**Your objective**.
Leave every picture out, and print the full listing again exactly.

- - - - - - -

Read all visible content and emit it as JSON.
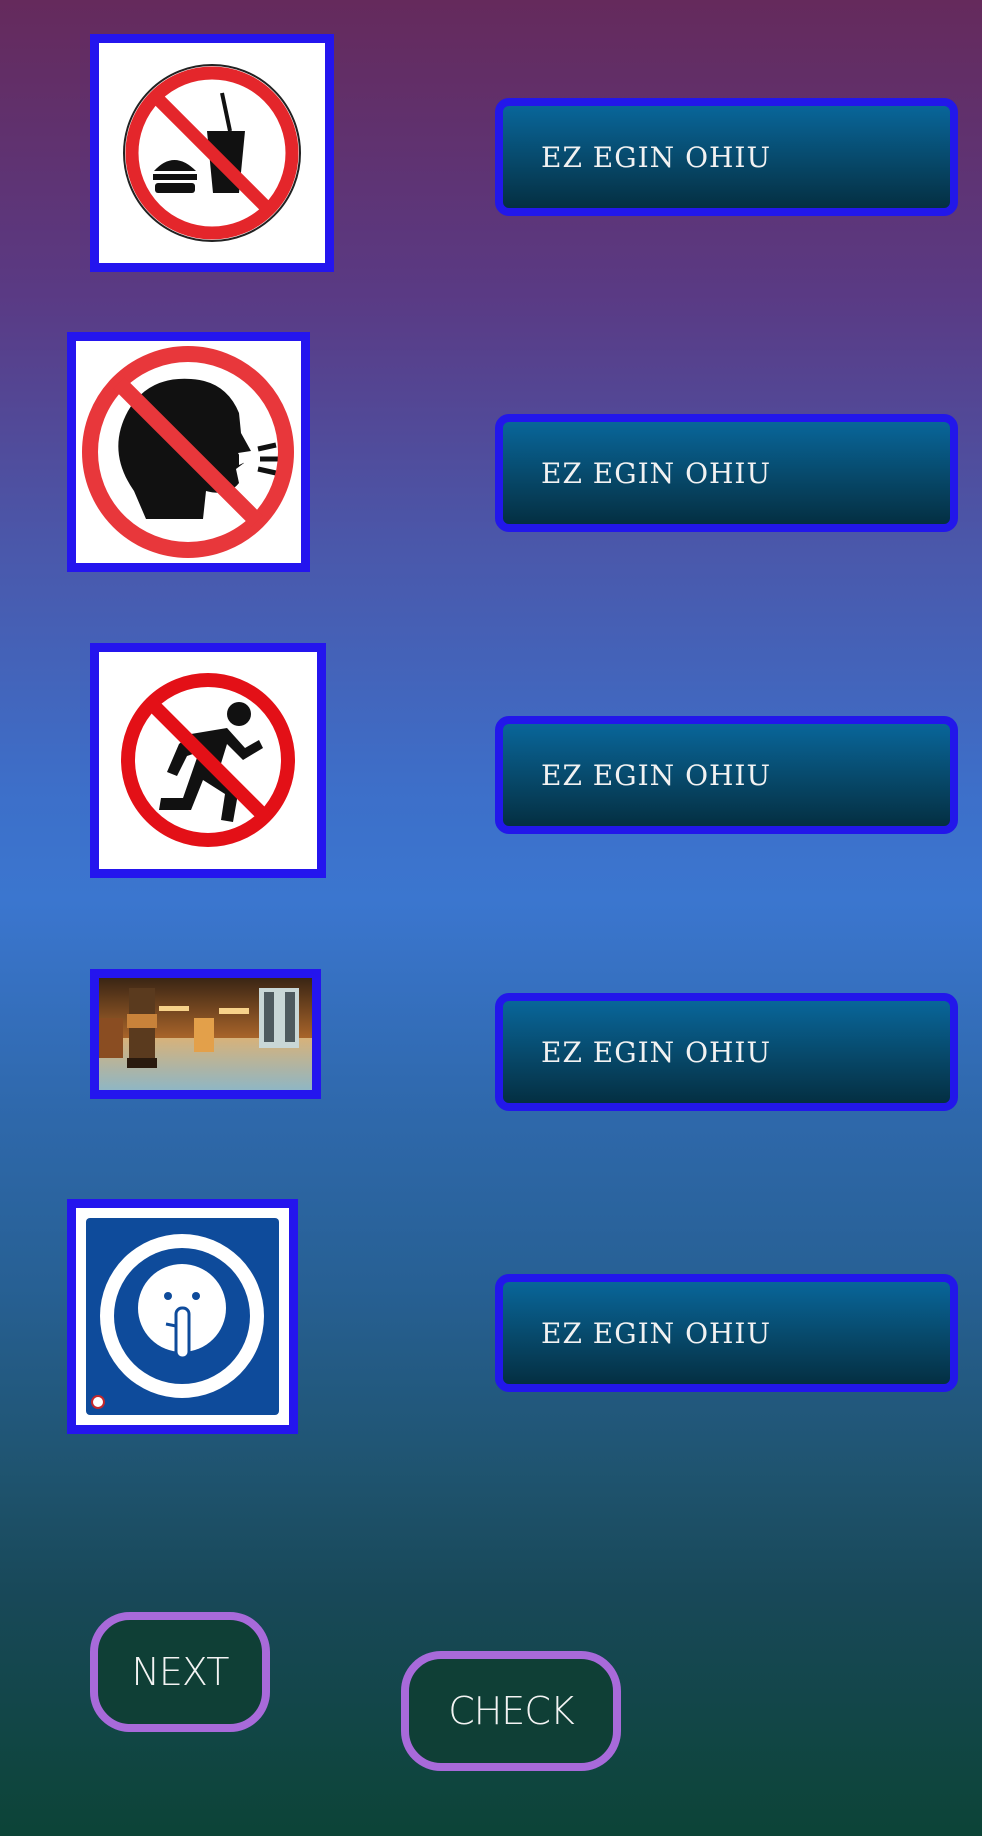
{
  "rows": [
    {
      "sign_icon": "no-food-drink-icon",
      "answer_label": "EZ EGIN OHIU"
    },
    {
      "sign_icon": "no-shouting-icon",
      "answer_label": "EZ EGIN OHIU"
    },
    {
      "sign_icon": "no-running-icon",
      "answer_label": "EZ EGIN OHIU"
    },
    {
      "sign_icon": "hallway-photo",
      "answer_label": "EZ EGIN OHIU"
    },
    {
      "sign_icon": "keep-quiet-icon",
      "answer_label": "EZ EGIN OHIU"
    }
  ],
  "buttons": {
    "next_label": "NEXT",
    "check_label": "CHECK"
  },
  "colors": {
    "frame_border": "#2415ee",
    "answer_border": "#2217ea",
    "answer_fill": "#074869",
    "nav_border": "#a86ada",
    "prohibition_red": "#e8222a"
  }
}
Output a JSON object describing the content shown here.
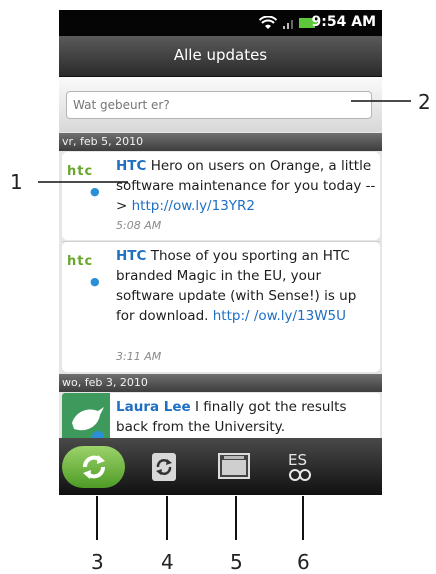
{
  "status_bar": {
    "time": "9:54 AM"
  },
  "title_bar": {
    "title": "Alle updates"
  },
  "compose": {
    "placeholder": "Wat gebeurt er?"
  },
  "groups": [
    {
      "date": "vr, feb 5, 2010",
      "tweets": [
        {
          "author": "HTC",
          "text": "Hero on users on Orange, a little software maintenance for you today -->",
          "link": "http://ow.ly/13YR2",
          "time": "5:08 AM",
          "logo": "htc"
        },
        {
          "author": "HTC",
          "text": "Those of you sporting an HTC branded Magic in the EU, your software update (with Sense!) is up for download.",
          "link": "http:/ /ow.ly/13W5U",
          "time": "3:11 AM",
          "logo": "htc"
        }
      ]
    },
    {
      "date": "wo, feb 3, 2010",
      "tweets": [
        {
          "author": "Laura Lee",
          "text": "I finally got the results back from the University.",
          "link": "",
          "time": ""
        }
      ]
    }
  ],
  "toolbar": {
    "buttons": [
      "refresh-icon",
      "sync-icon",
      "photo-icon",
      "lookup-icon"
    ]
  },
  "callouts": {
    "n1": "1",
    "n2": "2",
    "n3": "3",
    "n4": "4",
    "n5": "5",
    "n6": "6"
  },
  "colors": {
    "accent": "#1f6fc3",
    "htc_green": "#6aa62e",
    "refresh_green": "#72b83f"
  }
}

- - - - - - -

**Finished exercise**.
Read all visible content and emit it as JSON.
{
  "rows": [
    {
      "sign_icon": "no-food-drink-icon",
      "answer_label": "EZ EGIN OHIU"
    },
    {
      "sign_icon": "no-shouting-icon",
      "answer_label": "EZ EGIN OHIU"
    },
    {
      "sign_icon": "no-running-icon",
      "answer_label": "EZ EGIN OHIU"
    },
    {
      "sign_icon": "hallway-photo",
      "answer_label": "EZ EGIN OHIU"
    },
    {
      "sign_icon": "keep-quiet-icon",
      "answer_label": "EZ EGIN OHIU"
    }
  ],
  "buttons": {
    "next_label": "NEXT",
    "check_label": "CHECK"
  },
  "colors": {
    "frame_border": "#2415ee",
    "answer_border": "#2217ea",
    "answer_fill": "#074869",
    "nav_border": "#a86ada",
    "prohibition_red": "#e8222a"
  }
}
Output a JSON object describing the content shown here.
{
  "status_bar": {
    "time": "9:54 AM"
  },
  "title_bar": {
    "title": "Alle updates"
  },
  "compose": {
    "placeholder": "Wat gebeurt er?"
  },
  "groups": [
    {
      "date": "vr, feb 5, 2010",
      "tweets": [
        {
          "author": "HTC",
          "text": "Hero on users on Orange, a little software maintenance for you today -->",
          "link": "http://ow.ly/13YR2",
          "time": "5:08 AM",
          "logo": "htc"
        },
        {
          "author": "HTC",
          "text": "Those of you sporting an HTC branded Magic in the EU, your software update (with Sense!) is up for download.",
          "link": "http:/ /ow.ly/13W5U",
          "time": "3:11 AM",
          "logo": "htc"
        }
      ]
    },
    {
      "date": "wo, feb 3, 2010",
      "tweets": [
        {
          "author": "Laura Lee",
          "text": "I finally got the results back from the University.",
          "link": "",
          "time": ""
        }
      ]
    }
  ],
  "toolbar": {
    "buttons": [
      "refresh-icon",
      "sync-icon",
      "photo-icon",
      "lookup-icon"
    ]
  },
  "callouts": {
    "n1": "1",
    "n2": "2",
    "n3": "3",
    "n4": "4",
    "n5": "5",
    "n6": "6"
  },
  "colors": {
    "accent": "#1f6fc3",
    "htc_green": "#6aa62e",
    "refresh_green": "#72b83f"
  }
}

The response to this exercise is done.